The FBI investigation concluded that Clinton and her team had been “extremely careless in their handling of very sensitive, highly classified information” and committed “potential violations of the statutes regarding the handling of classified information.”

Investigators did not establish clear intent to deliberately retain classified information and withhold it from the government. Based on an exhaustive analysis of all previous similar cases and the facts of the case in question, then-FBI Director James Comey famously determined that “no reasonable prosecutor” would bring criminal charges against Clinton, calling her behavior negligent but not willful.

No comparison, no double standard

Equal treatment under the law – one of the bedrocks of the rule of law – doesn’t require equal outcomes for different cases. In fact, the opposite is true. Every case must be judged on its own merits. While it’s true that other politicians have faced no legal consequences for retaining documents, Trump’s case is different in key ways that justify the extraordinary federal charges brought against him by special counsel Jack Smith.
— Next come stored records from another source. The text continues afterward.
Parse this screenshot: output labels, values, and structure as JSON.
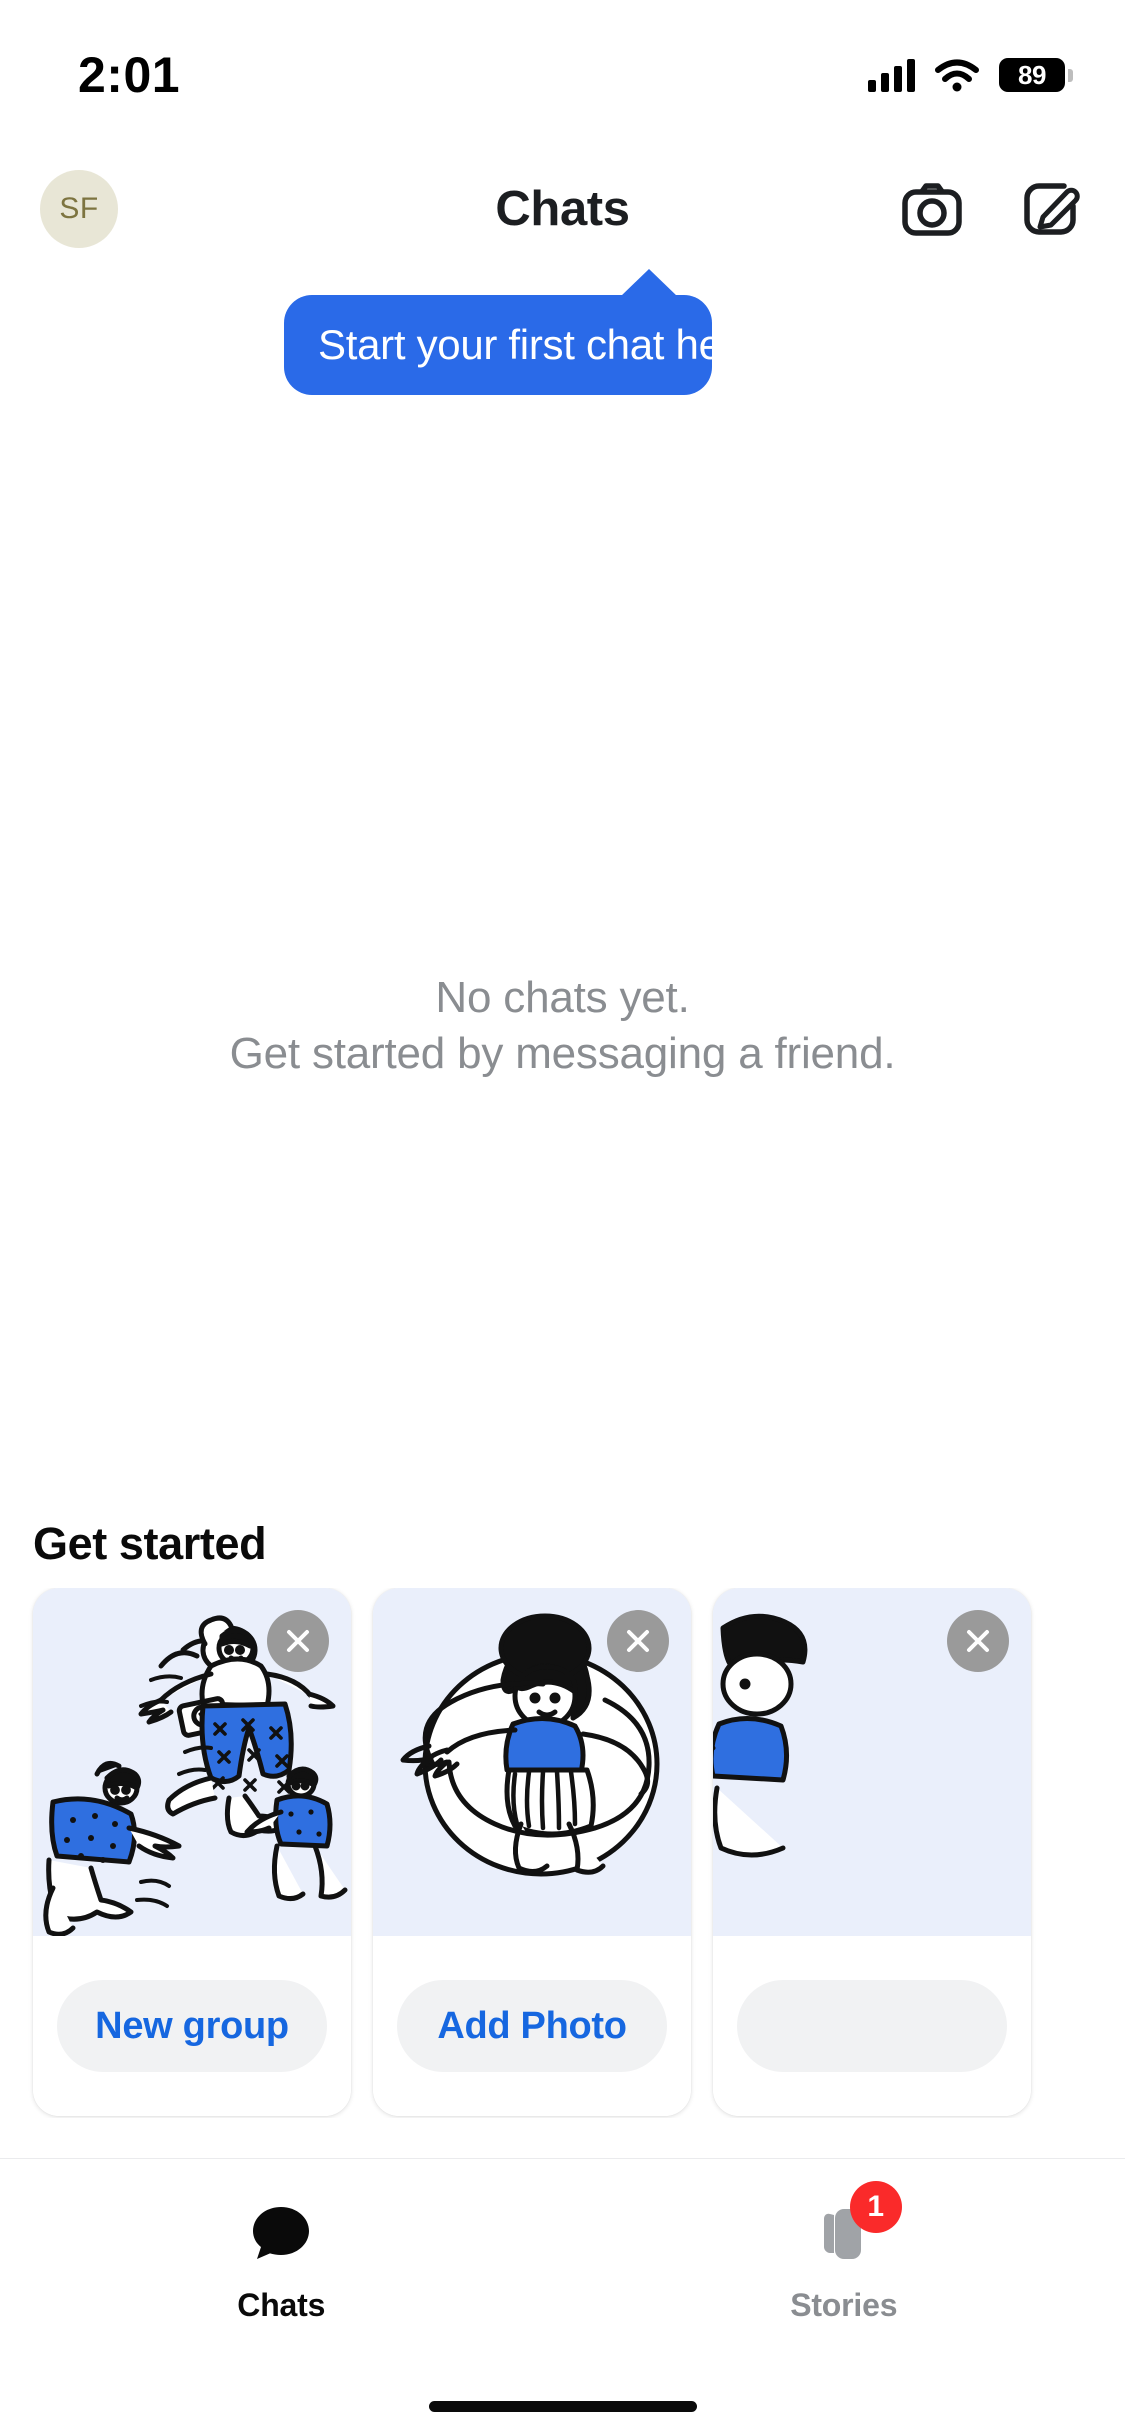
{
  "status_bar": {
    "time": "2:01",
    "battery_level": "89",
    "icons": [
      "cellular-signal-icon",
      "wifi-icon",
      "battery-icon"
    ]
  },
  "header": {
    "title": "Chats",
    "avatar_initials": "SF",
    "avatar_bg": "#e8e6d6",
    "avatar_fg": "#7d7440",
    "actions": [
      {
        "name": "camera-icon",
        "label": "Camera"
      },
      {
        "name": "compose-icon",
        "label": "New message"
      }
    ]
  },
  "tooltip": {
    "text": "Start your first chat here.",
    "color": "#2a6ae8"
  },
  "empty_state": {
    "line1": "No chats yet.",
    "line2": "Get started by messaging a friend.",
    "color": "#8a8d91"
  },
  "get_started": {
    "title": "Get started",
    "cards": [
      {
        "button_label": "New group",
        "close_label": "Dismiss",
        "art": "people-running-illustration"
      },
      {
        "button_label": "Add Photo",
        "close_label": "Dismiss",
        "art": "person-circle-illustration"
      },
      {
        "button_label": "",
        "close_label": "Dismiss",
        "art": "partial-card-illustration"
      }
    ],
    "button_color": "#1667e0",
    "art_bg": "#eaeffb"
  },
  "tab_bar": {
    "tabs": [
      {
        "label": "Chats",
        "icon": "chat-bubble-icon",
        "active": true,
        "badge": ""
      },
      {
        "label": "Stories",
        "icon": "stories-cards-icon",
        "active": false,
        "badge": "1"
      }
    ],
    "badge_color": "#fa2a2a"
  }
}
Investigations about the retention of classified material always seek to do two things. First and foremost, recover the lost material. Second, figure out whether the retention constituted a knowing and willful violation of the law. In the vast majority of cases, including Biden’s and Pence’s, as soon as someone notices they have documents they shouldn’t, they simply turn them in. People with security clearances make mistakes like the rest of us. Having been remediated and accidental rather than intentional, this conduct often results in no criminal charges.
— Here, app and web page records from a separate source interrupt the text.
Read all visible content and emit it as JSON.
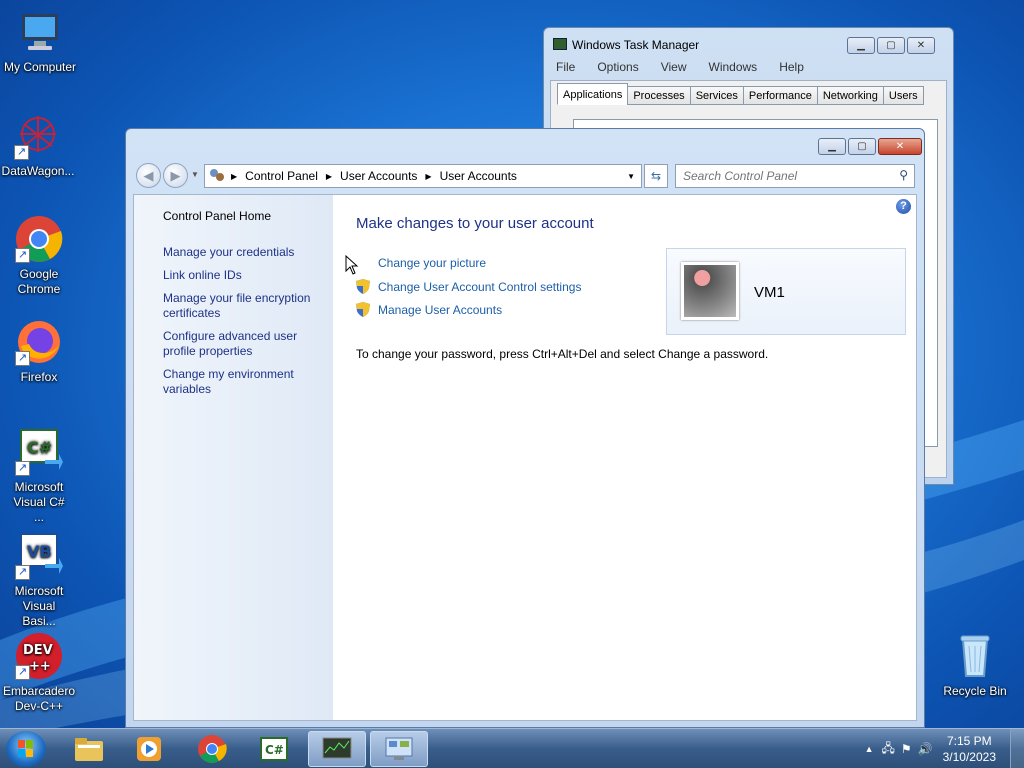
{
  "desktop": {
    "icons": [
      {
        "label": "My Computer"
      },
      {
        "label": "DataWagon..."
      },
      {
        "label": "Google Chrome"
      },
      {
        "label": "Firefox"
      },
      {
        "label": "Microsoft Visual C# ..."
      },
      {
        "label": "Microsoft Visual Basi..."
      },
      {
        "label": "Embarcadero Dev-C++"
      },
      {
        "label": "Recycle Bin"
      }
    ]
  },
  "task_manager": {
    "title": "Windows Task Manager",
    "menu": [
      "File",
      "Options",
      "View",
      "Windows",
      "Help"
    ],
    "tabs": [
      "Applications",
      "Processes",
      "Services",
      "Performance",
      "Networking",
      "Users"
    ],
    "active_tab": "Applications"
  },
  "control_panel": {
    "breadcrumb": [
      "Control Panel",
      "User Accounts",
      "User Accounts"
    ],
    "search_placeholder": "Search Control Panel",
    "sidebar": {
      "home": "Control Panel Home",
      "links": [
        "Manage your credentials",
        "Link online IDs",
        "Manage your file encryption certificates",
        "Configure advanced user profile properties",
        "Change my environment variables"
      ]
    },
    "heading": "Make changes to your user account",
    "tasks": [
      "Change your picture",
      "Change User Account Control settings",
      "Manage User Accounts"
    ],
    "password_note": "To change your password, press Ctrl+Alt+Del and select Change a password.",
    "account_name": "VM1",
    "help_label": "?"
  },
  "taskbar": {
    "time": "7:15 PM",
    "date": "3/10/2023"
  },
  "colors": {
    "link": "#1e3287",
    "task_link": "#1d5fa8",
    "desktop_bg": "#1d78d8"
  }
}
In Trump’s case, there is a mountain of evidence showing Trump’s personal intent to withhold and mishandle sensitive and classified documents – and to knowingly and willfully obstruct the government’s attempts to recover them. There really is no comparison with the behavior of Clinton, Pence, and Biden – none of whom defied a federal subpoena to turn over classified materials containing some of the nation’s most sensitive national security secrets and then tried to hide them from federal investigators and their own lawyers, as Trump is credibly alleged to have done. The case that comes closest is Clinton’s, but from what we know, Trump’s misconduct went far beyond hers.

In fact, given the political context and historical precedent, had Trump complied with any of the several requests to turn over the documents, it’s very likely he wouldn’t have been charged – just like Pence and Clinton weren’t charged and like Biden probably won’t be. However, given the facts as alleged, any other American would’ve been charged in much the same way as Trump regardless of their political status.

Two wrongs don’t make a right

In the view of Trump and his supporters, whether he’s innocent or guilty is beside the point – insofar as he’s being prosecuted by a Justice Department under the control of the opposing party for something others supposedly got away with, any case against him is automatically politically motivated and illegitimate, regardless of the facts, the evidence, and the law. Never mind that it was a grand jury in Republican-leaning Miami – not a politician, a prosecutor, or a bureaucrat – that indicted Trump.

The long-standing norm against politicized prosecutions is not a norm against prosecuting politicians – it’s a norm against prosecuting anyone based not on the merits of the case against them but on political considerations.

Declining to prosecute Trump for conduct that would get any other American charged solely because he happened to have served as president, he’s running for office in 2024, or others may have gotten away with similar stuff in the past would be the real miscarriage of justice.


Subscribe to GZERO's daily newsletter